The Rio Vista Ranch has been in the family for over fifty years of raising cattle and farming. Bobbie Thorne's father Jack Wiester acquired the property in the mid fifties and Bobbie and Graner Thorne were married in the area in 1958. Over the years the Thornes and their children, John and Karey, shared their time on the ranch with their city home in Palos Verdes. They rode horses, worked cattle, and earned their keep during the summers on the ranch. Over the years, the Rio Vista Ranch has continued to be a gathering point for the immediate and extended family.
Graner and Bobbie Thorne continue to share their time between the Southland and Sta. Rita Hills, though their active involvement with their vineyard and the new wine brand finds them on the Rio Vista property with increasing frequency.

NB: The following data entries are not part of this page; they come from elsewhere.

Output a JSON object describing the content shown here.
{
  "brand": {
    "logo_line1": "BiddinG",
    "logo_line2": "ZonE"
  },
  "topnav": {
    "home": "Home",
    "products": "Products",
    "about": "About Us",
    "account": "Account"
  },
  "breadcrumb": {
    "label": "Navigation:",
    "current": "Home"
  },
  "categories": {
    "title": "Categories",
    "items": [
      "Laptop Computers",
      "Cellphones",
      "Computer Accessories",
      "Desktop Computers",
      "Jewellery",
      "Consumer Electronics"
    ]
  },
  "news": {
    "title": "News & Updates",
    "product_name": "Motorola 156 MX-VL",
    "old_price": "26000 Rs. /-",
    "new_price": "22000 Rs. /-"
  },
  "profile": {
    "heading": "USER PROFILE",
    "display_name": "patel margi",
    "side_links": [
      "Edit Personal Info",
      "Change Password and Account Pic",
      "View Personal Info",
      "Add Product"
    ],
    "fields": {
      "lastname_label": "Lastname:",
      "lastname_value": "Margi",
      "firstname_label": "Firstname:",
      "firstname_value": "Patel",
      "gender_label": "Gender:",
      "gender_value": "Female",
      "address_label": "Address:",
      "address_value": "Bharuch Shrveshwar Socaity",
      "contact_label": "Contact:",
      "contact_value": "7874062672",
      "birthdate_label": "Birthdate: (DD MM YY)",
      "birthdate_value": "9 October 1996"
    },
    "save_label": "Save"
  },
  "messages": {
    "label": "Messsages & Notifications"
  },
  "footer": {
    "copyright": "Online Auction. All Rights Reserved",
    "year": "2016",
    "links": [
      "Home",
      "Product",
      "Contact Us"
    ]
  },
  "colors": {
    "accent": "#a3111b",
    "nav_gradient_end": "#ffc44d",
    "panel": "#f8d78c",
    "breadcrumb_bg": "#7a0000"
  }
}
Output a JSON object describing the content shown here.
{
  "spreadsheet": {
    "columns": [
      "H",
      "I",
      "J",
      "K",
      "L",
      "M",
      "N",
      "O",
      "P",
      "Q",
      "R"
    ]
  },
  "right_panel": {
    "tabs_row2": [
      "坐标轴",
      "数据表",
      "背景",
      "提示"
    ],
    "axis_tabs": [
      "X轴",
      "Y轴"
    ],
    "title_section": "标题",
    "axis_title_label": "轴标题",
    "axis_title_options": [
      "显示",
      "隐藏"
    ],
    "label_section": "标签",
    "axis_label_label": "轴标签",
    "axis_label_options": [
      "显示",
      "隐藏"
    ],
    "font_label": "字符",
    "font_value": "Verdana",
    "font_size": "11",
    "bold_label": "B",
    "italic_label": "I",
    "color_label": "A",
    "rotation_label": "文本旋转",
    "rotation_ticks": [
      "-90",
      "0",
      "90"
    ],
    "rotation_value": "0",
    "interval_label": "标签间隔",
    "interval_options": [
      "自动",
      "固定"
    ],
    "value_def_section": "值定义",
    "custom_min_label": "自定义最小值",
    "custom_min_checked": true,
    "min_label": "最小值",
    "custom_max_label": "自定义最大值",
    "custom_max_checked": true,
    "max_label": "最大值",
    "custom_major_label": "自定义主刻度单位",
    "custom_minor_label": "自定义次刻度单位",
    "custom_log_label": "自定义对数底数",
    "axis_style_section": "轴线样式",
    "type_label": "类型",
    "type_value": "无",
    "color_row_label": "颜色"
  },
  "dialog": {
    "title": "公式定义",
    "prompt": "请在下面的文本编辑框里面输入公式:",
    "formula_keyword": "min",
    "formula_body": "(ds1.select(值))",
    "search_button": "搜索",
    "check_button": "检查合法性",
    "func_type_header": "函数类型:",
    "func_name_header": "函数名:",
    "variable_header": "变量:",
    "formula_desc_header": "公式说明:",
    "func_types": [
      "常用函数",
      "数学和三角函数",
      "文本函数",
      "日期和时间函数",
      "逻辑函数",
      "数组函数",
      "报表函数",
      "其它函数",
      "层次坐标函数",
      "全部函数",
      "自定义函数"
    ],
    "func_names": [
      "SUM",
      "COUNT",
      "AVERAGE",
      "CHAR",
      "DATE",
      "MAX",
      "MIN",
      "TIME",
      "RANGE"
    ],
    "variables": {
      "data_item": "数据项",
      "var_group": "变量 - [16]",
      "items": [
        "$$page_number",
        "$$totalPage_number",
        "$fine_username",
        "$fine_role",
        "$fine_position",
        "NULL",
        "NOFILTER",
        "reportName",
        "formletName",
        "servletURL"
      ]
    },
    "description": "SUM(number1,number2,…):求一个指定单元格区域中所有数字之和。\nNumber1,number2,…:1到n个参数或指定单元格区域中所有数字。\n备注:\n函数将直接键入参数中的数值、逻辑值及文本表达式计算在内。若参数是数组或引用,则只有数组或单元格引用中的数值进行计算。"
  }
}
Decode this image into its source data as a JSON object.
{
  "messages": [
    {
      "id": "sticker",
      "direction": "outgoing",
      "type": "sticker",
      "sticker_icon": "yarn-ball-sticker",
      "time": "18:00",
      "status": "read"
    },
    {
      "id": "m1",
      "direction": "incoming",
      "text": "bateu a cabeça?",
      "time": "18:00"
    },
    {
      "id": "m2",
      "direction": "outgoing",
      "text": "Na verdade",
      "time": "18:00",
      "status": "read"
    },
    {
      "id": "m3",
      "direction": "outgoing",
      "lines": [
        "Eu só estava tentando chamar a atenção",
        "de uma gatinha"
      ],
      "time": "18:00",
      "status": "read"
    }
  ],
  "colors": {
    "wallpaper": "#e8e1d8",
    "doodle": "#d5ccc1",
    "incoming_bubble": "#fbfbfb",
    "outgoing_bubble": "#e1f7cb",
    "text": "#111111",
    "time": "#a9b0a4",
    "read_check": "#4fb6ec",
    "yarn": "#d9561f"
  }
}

The first two vintages of Thorne Pinot Noir were made by different winemakers. This 2008 vintage (and two subsequent as yet unreleased vintages) were made by Ken Brown. View all Thorne Wines
About Santa Maria Valley
Situated near the ocean in the larger Santa Barbara district, the Santa Maria Valley appellation runs east to west. Pacific Ocean air funnels in to cool the vineyards, allowing the grapes to evenly ripen and reach their full potential. This unique climate paired with the region's well-drained soils helps create some sought-after grapes.
Notable FactsPinot Noir and Chardonnay are the most planted varieties in the AVA, which covers over 7,000 acres of land. Syrah is gaining more ground as it consistantly produces outstanding wines. Many vineyards are owned by growers and sold to wineries, so seeing a vineyard name on multiple producer's bottles is common. One of the better known vineyards, Bien Nacido, is found on the labels of some of the most prestigious wines of the area.
The most famous of the California wine regions is Napa Valley, and these wines are certainly outstanding – but it's not as broad and diverse as its larger neighbor, Sonoma County. Down south, Santa Barbara's Santa Maria Valley is well-known for its Rhône blends, as well as cool-climate varieties like Pinot and Chardonnay. The Central Coast, the largest California AVA, has many different microclimates that lead to a wide range of wines with many sub-AVAs.